- _Material shown_:
········

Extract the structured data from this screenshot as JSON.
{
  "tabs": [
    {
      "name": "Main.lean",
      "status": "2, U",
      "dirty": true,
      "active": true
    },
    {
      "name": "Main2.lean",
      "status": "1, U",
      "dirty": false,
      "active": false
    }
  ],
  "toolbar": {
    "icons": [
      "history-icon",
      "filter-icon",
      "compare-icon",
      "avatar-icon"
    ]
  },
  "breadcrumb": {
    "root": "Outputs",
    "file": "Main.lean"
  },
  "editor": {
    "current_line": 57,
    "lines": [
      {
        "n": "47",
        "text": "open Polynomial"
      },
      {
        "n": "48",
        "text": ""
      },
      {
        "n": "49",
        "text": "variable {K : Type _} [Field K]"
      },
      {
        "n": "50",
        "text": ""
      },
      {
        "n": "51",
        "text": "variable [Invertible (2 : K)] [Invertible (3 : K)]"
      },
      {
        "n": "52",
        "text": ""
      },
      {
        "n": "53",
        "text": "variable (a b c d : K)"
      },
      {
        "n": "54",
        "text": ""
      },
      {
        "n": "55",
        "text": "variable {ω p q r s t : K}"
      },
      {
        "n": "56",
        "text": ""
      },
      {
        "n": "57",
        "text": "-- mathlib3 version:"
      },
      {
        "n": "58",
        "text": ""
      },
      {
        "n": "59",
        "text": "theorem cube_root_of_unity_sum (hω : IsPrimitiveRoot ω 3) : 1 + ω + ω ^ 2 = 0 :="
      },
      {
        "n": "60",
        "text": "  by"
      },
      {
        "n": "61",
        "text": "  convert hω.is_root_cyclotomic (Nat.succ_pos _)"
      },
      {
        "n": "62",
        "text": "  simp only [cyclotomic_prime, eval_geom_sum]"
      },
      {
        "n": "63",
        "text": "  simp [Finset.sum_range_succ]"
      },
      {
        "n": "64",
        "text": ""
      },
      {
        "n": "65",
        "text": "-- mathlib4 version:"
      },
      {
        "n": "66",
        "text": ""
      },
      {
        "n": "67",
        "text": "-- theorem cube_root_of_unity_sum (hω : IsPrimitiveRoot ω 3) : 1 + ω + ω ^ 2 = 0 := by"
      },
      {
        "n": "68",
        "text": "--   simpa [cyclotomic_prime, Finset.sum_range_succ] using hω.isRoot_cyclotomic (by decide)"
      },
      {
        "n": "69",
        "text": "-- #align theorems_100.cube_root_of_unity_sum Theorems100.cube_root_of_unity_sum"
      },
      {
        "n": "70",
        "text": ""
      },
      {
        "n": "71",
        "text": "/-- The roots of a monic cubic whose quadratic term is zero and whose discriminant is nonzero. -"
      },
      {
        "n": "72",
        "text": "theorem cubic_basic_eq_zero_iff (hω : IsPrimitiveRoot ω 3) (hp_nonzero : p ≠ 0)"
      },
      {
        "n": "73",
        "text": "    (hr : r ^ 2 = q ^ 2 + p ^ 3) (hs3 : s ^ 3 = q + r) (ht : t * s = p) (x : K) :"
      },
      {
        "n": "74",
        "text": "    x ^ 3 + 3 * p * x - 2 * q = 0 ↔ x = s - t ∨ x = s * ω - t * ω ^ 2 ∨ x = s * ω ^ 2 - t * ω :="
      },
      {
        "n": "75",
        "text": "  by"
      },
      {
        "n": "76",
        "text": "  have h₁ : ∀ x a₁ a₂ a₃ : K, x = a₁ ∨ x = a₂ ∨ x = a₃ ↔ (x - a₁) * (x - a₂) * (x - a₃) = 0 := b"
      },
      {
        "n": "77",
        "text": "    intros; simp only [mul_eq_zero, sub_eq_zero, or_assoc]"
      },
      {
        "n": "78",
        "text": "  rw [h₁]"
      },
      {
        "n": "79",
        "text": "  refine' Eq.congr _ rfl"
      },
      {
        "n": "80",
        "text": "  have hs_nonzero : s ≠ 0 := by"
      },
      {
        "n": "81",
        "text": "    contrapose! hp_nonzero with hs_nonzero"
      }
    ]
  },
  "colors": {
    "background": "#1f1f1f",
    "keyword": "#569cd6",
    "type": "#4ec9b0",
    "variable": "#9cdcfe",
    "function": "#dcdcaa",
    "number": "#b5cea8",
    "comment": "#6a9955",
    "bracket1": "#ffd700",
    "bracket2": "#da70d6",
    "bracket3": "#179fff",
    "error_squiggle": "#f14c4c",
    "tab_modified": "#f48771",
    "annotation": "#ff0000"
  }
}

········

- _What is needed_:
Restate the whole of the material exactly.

- _Exercise solution_:
Extract the structured data from this screenshot as JSON.
{
  "tabs": [
    {
      "name": "Main.lean",
      "status": "2, U",
      "dirty": true,
      "active": true
    },
    {
      "name": "Main2.lean",
      "status": "1, U",
      "dirty": false,
      "active": false
    }
  ],
  "toolbar": {
    "icons": [
      "history-icon",
      "filter-icon",
      "compare-icon",
      "avatar-icon"
    ]
  },
  "breadcrumb": {
    "root": "Outputs",
    "file": "Main.lean"
  },
  "editor": {
    "current_line": 57,
    "lines": [
      {
        "n": "47",
        "text": "open Polynomial"
      },
      {
        "n": "48",
        "text": ""
      },
      {
        "n": "49",
        "text": "variable {K : Type _} [Field K]"
      },
      {
        "n": "50",
        "text": ""
      },
      {
        "n": "51",
        "text": "variable [Invertible (2 : K)] [Invertible (3 : K)]"
      },
      {
        "n": "52",
        "text": ""
      },
      {
        "n": "53",
        "text": "variable (a b c d : K)"
      },
      {
        "n": "54",
        "text": ""
      },
      {
        "n": "55",
        "text": "variable {ω p q r s t : K}"
      },
      {
        "n": "56",
        "text": ""
      },
      {
        "n": "57",
        "text": "-- mathlib3 version:"
      },
      {
        "n": "58",
        "text": ""
      },
      {
        "n": "59",
        "text": "theorem cube_root_of_unity_sum (hω : IsPrimitiveRoot ω 3) : 1 + ω + ω ^ 2 = 0 :="
      },
      {
        "n": "60",
        "text": "  by"
      },
      {
        "n": "61",
        "text": "  convert hω.is_root_cyclotomic (Nat.succ_pos _)"
      },
      {
        "n": "62",
        "text": "  simp only [cyclotomic_prime, eval_geom_sum]"
      },
      {
        "n": "63",
        "text": "  simp [Finset.sum_range_succ]"
      },
      {
        "n": "64",
        "text": ""
      },
      {
        "n": "65",
        "text": "-- mathlib4 version:"
      },
      {
        "n": "66",
        "text": ""
      },
      {
        "n": "67",
        "text": "-- theorem cube_root_of_unity_sum (hω : IsPrimitiveRoot ω 3) : 1 + ω + ω ^ 2 = 0 := by"
      },
      {
        "n": "68",
        "text": "--   simpa [cyclotomic_prime, Finset.sum_range_succ] using hω.isRoot_cyclotomic (by decide)"
      },
      {
        "n": "69",
        "text": "-- #align theorems_100.cube_root_of_unity_sum Theorems100.cube_root_of_unity_sum"
      },
      {
        "n": "70",
        "text": ""
      },
      {
        "n": "71",
        "text": "/-- The roots of a monic cubic whose quadratic term is zero and whose discriminant is nonzero. -"
      },
      {
        "n": "72",
        "text": "theorem cubic_basic_eq_zero_iff (hω : IsPrimitiveRoot ω 3) (hp_nonzero : p ≠ 0)"
      },
      {
        "n": "73",
        "text": "    (hr : r ^ 2 = q ^ 2 + p ^ 3) (hs3 : s ^ 3 = q + r) (ht : t * s = p) (x : K) :"
      },
      {
        "n": "74",
        "text": "    x ^ 3 + 3 * p * x - 2 * q = 0 ↔ x = s - t ∨ x = s * ω - t * ω ^ 2 ∨ x = s * ω ^ 2 - t * ω :="
      },
      {
        "n": "75",
        "text": "  by"
      },
      {
        "n": "76",
        "text": "  have h₁ : ∀ x a₁ a₂ a₃ : K, x = a₁ ∨ x = a₂ ∨ x = a₃ ↔ (x - a₁) * (x - a₂) * (x - a₃) = 0 := b"
      },
      {
        "n": "77",
        "text": "    intros; simp only [mul_eq_zero, sub_eq_zero, or_assoc]"
      },
      {
        "n": "78",
        "text": "  rw [h₁]"
      },
      {
        "n": "79",
        "text": "  refine' Eq.congr _ rfl"
      },
      {
        "n": "80",
        "text": "  have hs_nonzero : s ≠ 0 := by"
      },
      {
        "n": "81",
        "text": "    contrapose! hp_nonzero with hs_nonzero"
      }
    ]
  },
  "colors": {
    "background": "#1f1f1f",
    "keyword": "#569cd6",
    "type": "#4ec9b0",
    "variable": "#9cdcfe",
    "function": "#dcdcaa",
    "number": "#b5cea8",
    "comment": "#6a9955",
    "bracket1": "#ffd700",
    "bracket2": "#da70d6",
    "bracket3": "#179fff",
    "error_squiggle": "#f14c4c",
    "tab_modified": "#f48771",
    "annotation": "#ff0000"
  }
}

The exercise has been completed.